Why Are Banks Refusing to Transfer Your Money Abroad?
Large financial institutions like Bank of America (NYSE:BAC), HSBC (NYSE:HSBC), Citigroup (NYSE:C), and JPMorgan Chase (NYSE:JPM) have dealt an expensive blow to immigrants and their families. As regulators crack down on money laundering and illicit international transfers of wealth, the world’s largest money movers have scaled back their cash transfer businesses. Most affected has been Mexico, as about half of the total remittances sent from the U.S. go there.
So why did banks decide to pull the plug on this business, which The New York Times calls the “the largest and arguably most effective antipoverty effort in the world”?
For banks, it is regulatory paranoia, among other reasons. Regulators have cracked down on international money transfers as evidence that terrorists and drug traffickers have used the bank route to launder money has surfaced. Consequently, banks are being made fully accountable for international monetary transactions through their channels. They have been required to increase surveillance, closely monitor such transactions both virtually as well as manually, and implement foolproof systems to track and record the end use of transferred funds. And for banks, it is just too much effort for too little pay.
Most banks learned their lesson after paying crippling penalties for their involvement in cases of money laundering in the garb of international money transfer businesses.
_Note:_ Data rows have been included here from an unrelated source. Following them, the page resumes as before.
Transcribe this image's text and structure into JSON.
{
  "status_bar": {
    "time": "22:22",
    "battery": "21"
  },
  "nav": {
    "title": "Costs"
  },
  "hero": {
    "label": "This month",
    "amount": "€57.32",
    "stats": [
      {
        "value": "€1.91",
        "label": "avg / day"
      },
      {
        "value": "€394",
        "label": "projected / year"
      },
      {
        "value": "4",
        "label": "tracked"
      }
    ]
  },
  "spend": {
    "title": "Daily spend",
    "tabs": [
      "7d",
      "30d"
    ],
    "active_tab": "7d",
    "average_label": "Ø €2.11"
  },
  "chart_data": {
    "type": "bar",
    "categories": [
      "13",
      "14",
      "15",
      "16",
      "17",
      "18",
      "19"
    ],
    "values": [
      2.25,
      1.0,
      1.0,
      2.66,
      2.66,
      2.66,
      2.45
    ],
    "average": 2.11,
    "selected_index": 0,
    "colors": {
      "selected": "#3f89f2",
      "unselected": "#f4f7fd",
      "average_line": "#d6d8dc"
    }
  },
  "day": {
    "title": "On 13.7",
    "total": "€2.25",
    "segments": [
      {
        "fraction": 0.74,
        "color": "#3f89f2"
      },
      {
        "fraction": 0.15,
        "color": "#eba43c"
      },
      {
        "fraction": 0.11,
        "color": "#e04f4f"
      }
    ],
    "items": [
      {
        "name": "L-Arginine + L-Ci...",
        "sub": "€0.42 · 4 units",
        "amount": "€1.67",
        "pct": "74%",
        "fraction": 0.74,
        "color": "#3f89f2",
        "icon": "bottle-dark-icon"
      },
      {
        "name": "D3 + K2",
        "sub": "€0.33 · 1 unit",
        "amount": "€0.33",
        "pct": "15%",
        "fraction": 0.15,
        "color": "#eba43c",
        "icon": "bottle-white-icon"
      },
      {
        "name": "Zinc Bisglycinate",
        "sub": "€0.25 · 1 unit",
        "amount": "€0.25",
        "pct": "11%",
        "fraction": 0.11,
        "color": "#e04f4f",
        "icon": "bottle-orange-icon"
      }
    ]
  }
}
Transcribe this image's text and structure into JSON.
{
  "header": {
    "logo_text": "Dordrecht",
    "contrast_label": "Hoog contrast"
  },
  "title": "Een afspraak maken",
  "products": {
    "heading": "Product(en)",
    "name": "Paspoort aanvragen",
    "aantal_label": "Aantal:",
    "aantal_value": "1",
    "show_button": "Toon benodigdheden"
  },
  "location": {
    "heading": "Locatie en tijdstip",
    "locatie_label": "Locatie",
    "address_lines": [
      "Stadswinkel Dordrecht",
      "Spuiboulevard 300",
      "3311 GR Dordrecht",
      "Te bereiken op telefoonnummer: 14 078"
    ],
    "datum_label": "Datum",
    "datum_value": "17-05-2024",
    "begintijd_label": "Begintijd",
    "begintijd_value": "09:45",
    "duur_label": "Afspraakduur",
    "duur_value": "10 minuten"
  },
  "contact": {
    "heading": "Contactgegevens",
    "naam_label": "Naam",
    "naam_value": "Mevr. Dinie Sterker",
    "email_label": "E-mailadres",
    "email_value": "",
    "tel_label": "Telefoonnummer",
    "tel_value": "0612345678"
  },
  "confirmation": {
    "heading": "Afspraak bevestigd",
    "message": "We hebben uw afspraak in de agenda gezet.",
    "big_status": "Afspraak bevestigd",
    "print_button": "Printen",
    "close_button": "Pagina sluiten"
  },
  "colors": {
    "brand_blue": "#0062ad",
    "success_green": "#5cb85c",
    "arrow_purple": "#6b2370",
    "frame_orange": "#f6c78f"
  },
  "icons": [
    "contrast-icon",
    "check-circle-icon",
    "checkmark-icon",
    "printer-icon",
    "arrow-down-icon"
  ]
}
But now banks have jumped to the other end of the spectrum, deciding to roll back money transfer services, thus affecting genuine transfers made by immigrants working in the U.S. to their families living in other countries. According to Fortune, the cost of sending and receiving money to families through non-banking channels could jump up five times in the absence of the banks.
JPMorgan stopped its Rapid Cash program in November for fear of regulatory reprimand. For its money transfer services, JPMorgan had partnered with Banorte, a large Mexican bank. But the problem, as reported by The New York Times, was that many people picking up remittances in Mexico sent from Chase branches in the United States were not customers of Banorte, making it more difficult to monitor them. In January, JPMorgan agreed to pay $1.7 billion to clear itself of charges that it failed to have effective anti-money laundering controls.
Last year, Bank of America suspended SafeSend, claimed to be one of the cheapest ways for immigrants to send money to Mexico. In May this year, the Securities and Exchange Commission launched a probe to examine claims that Bank of America was not doing enough to check the identities of its clients at its brokerage arm.
Yet another bank that has faced flack for letting through suspicious social elements to launder money is Citigroup. Last year, the Federal Reserve announced an enforcement action against concerns that anti-money laundering checks and balances were lax at Banamax USA, a Citigroup affiliate. Citigroup’s Banamax has shut down unit branches in Texas, California, and Arizona that catered to Mexicans living in the United States and stopped most remittances to Mexico, according to The New York Times. British lender HSBC, which paid $1.9 billion in penalties in 2012 for money laundering charges, has also reportedly stopped remittance services at its Mexican branches.
But it seems rather difficult to believe that regulatory fear of compliance alone can dissuade banks from the money transfer business or, for that matter, any type of business. Another reason for banks shutting down these services is stiff competition from standalone money transfer companies, poor profitability, and a squeeze in margins as cost of remitting money abroad has radically come down. According to a World Bank report published in June, the average cost of sending money from the United States in the second quarter of 2014 was 5.78 percent of the sum sent, down from an average of 7.21 percent about five years ago.
Be it for regulatory reasons or lack of profitability, banks exiting the money transfer business will give almost monopolistic powers to cash transfer companies, and this may hurt immigrants living on the margins and make it far more difficult for them to send money home.